◆ **What this task involves**
Go through the records below and write each one out again unchanged.

◆ **Extracted entries**
========================================================================
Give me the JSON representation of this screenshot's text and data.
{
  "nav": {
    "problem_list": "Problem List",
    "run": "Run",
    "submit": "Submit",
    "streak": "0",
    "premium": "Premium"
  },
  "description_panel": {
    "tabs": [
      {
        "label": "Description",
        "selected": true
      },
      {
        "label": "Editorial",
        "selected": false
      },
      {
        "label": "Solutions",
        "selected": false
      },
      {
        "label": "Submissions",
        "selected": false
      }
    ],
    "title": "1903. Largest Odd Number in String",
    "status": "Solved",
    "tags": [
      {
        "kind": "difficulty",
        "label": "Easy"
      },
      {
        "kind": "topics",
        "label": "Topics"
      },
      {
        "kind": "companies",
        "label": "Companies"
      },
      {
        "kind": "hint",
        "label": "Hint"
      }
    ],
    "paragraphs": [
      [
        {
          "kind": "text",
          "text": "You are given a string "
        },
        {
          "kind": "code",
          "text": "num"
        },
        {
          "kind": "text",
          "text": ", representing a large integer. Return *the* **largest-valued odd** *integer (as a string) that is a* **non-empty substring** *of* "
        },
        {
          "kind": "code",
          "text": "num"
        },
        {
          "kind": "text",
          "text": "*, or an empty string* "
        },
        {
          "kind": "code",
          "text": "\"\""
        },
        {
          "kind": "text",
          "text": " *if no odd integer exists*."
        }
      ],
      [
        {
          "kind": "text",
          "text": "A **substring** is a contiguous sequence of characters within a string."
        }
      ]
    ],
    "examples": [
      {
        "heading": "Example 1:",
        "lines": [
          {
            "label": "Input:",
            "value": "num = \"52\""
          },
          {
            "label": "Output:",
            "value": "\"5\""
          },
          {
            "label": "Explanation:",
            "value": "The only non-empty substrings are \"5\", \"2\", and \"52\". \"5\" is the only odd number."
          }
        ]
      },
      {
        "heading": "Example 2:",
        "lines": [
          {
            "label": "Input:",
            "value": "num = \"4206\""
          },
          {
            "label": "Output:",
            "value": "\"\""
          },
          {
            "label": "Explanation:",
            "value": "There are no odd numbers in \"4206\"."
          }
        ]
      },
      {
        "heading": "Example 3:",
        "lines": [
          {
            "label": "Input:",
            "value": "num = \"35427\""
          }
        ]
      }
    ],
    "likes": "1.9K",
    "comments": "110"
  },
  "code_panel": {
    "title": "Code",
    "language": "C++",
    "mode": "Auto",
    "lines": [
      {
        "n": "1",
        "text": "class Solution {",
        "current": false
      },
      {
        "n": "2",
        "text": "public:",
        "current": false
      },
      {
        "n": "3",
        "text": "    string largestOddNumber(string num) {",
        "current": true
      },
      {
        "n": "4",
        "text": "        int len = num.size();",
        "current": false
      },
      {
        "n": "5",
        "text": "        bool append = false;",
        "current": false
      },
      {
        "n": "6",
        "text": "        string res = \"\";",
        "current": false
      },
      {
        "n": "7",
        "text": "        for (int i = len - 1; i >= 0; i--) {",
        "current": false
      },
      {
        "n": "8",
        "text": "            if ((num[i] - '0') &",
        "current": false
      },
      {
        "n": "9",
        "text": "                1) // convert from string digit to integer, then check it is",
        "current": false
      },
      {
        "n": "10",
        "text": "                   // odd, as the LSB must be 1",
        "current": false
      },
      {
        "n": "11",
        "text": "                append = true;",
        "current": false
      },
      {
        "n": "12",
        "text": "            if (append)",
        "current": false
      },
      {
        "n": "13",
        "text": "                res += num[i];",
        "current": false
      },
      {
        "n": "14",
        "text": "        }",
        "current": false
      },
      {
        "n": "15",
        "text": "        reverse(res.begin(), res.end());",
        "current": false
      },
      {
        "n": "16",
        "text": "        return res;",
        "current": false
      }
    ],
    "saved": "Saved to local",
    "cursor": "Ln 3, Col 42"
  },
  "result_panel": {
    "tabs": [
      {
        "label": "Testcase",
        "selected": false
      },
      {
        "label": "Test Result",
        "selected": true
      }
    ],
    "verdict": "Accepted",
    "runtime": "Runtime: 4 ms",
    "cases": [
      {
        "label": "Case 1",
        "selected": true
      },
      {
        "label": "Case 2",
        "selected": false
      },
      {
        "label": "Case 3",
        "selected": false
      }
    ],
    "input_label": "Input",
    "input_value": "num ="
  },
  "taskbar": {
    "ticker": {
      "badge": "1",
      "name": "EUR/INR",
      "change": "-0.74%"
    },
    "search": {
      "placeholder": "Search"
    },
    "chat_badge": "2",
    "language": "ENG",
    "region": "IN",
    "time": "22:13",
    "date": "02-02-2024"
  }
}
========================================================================
◆ **Worked solution**
Give me the JSON representation of this screenshot's text and data.
{
  "nav": {
    "problem_list": "Problem List",
    "run": "Run",
    "submit": "Submit",
    "streak": "0",
    "premium": "Premium"
  },
  "description_panel": {
    "tabs": [
      {
        "label": "Description",
        "selected": true
      },
      {
        "label": "Editorial",
        "selected": false
      },
      {
        "label": "Solutions",
        "selected": false
      },
      {
        "label": "Submissions",
        "selected": false
      }
    ],
    "title": "1903. Largest Odd Number in String",
    "status": "Solved",
    "tags": [
      {
        "kind": "difficulty",
        "label": "Easy"
      },
      {
        "kind": "topics",
        "label": "Topics"
      },
      {
        "kind": "companies",
        "label": "Companies"
      },
      {
        "kind": "hint",
        "label": "Hint"
      }
    ],
    "paragraphs": [
      [
        {
          "kind": "text",
          "text": "You are given a string "
        },
        {
          "kind": "code",
          "text": "num"
        },
        {
          "kind": "text",
          "text": ", representing a large integer. Return *the* **largest-valued odd** *integer (as a string) that is a* **non-empty substring** *of* "
        },
        {
          "kind": "code",
          "text": "num"
        },
        {
          "kind": "text",
          "text": "*, or an empty string* "
        },
        {
          "kind": "code",
          "text": "\"\""
        },
        {
          "kind": "text",
          "text": " *if no odd integer exists*."
        }
      ],
      [
        {
          "kind": "text",
          "text": "A **substring** is a contiguous sequence of characters within a string."
        }
      ]
    ],
    "examples": [
      {
        "heading": "Example 1:",
        "lines": [
          {
            "label": "Input:",
            "value": "num = \"52\""
          },
          {
            "label": "Output:",
            "value": "\"5\""
          },
          {
            "label": "Explanation:",
            "value": "The only non-empty substrings are \"5\", \"2\", and \"52\". \"5\" is the only odd number."
          }
        ]
      },
      {
        "heading": "Example 2:",
        "lines": [
          {
            "label": "Input:",
            "value": "num = \"4206\""
          },
          {
            "label": "Output:",
            "value": "\"\""
          },
          {
            "label": "Explanation:",
            "value": "There are no odd numbers in \"4206\"."
          }
        ]
      },
      {
        "heading": "Example 3:",
        "lines": [
          {
            "label": "Input:",
            "value": "num = \"35427\""
          }
        ]
      }
    ],
    "likes": "1.9K",
    "comments": "110"
  },
  "code_panel": {
    "title": "Code",
    "language": "C++",
    "mode": "Auto",
    "lines": [
      {
        "n": "1",
        "text": "class Solution {",
        "current": false
      },
      {
        "n": "2",
        "text": "public:",
        "current": false
      },
      {
        "n": "3",
        "text": "    string largestOddNumber(string num) {",
        "current": true
      },
      {
        "n": "4",
        "text": "        int len = num.size();",
        "current": false
      },
      {
        "n": "5",
        "text": "        bool append = false;",
        "current": false
      },
      {
        "n": "6",
        "text": "        string res = \"\";",
        "current": false
      },
      {
        "n": "7",
        "text": "        for (int i = len - 1; i >= 0; i--) {",
        "current": false
      },
      {
        "n": "8",
        "text": "            if ((num[i] - '0') &",
        "current": false
      },
      {
        "n": "9",
        "text": "                1) // convert from string digit to integer, then check it is",
        "current": false
      },
      {
        "n": "10",
        "text": "                   // odd, as the LSB must be 1",
        "current": false
      },
      {
        "n": "11",
        "text": "                append = true;",
        "current": false
      },
      {
        "n": "12",
        "text": "            if (append)",
        "current": false
      },
      {
        "n": "13",
        "text": "                res += num[i];",
        "current": false
      },
      {
        "n": "14",
        "text": "        }",
        "current": false
      },
      {
        "n": "15",
        "text": "        reverse(res.begin(), res.end());",
        "current": false
      },
      {
        "n": "16",
        "text": "        return res;",
        "current": false
      }
    ],
    "saved": "Saved to local",
    "cursor": "Ln 3, Col 42"
  },
  "result_panel": {
    "tabs": [
      {
        "label": "Testcase",
        "selected": false
      },
      {
        "label": "Test Result",
        "selected": true
      }
    ],
    "verdict": "Accepted",
    "runtime": "Runtime: 4 ms",
    "cases": [
      {
        "label": "Case 1",
        "selected": true
      },
      {
        "label": "Case 2",
        "selected": false
      },
      {
        "label": "Case 3",
        "selected": false
      }
    ],
    "input_label": "Input",
    "input_value": "num ="
  },
  "taskbar": {
    "ticker": {
      "badge": "1",
      "name": "EUR/INR",
      "change": "-0.74%"
    },
    "search": {
      "placeholder": "Search"
    },
    "chat_badge": "2",
    "language": "ENG",
    "region": "IN",
    "time": "22:13",
    "date": "02-02-2024"
  }
}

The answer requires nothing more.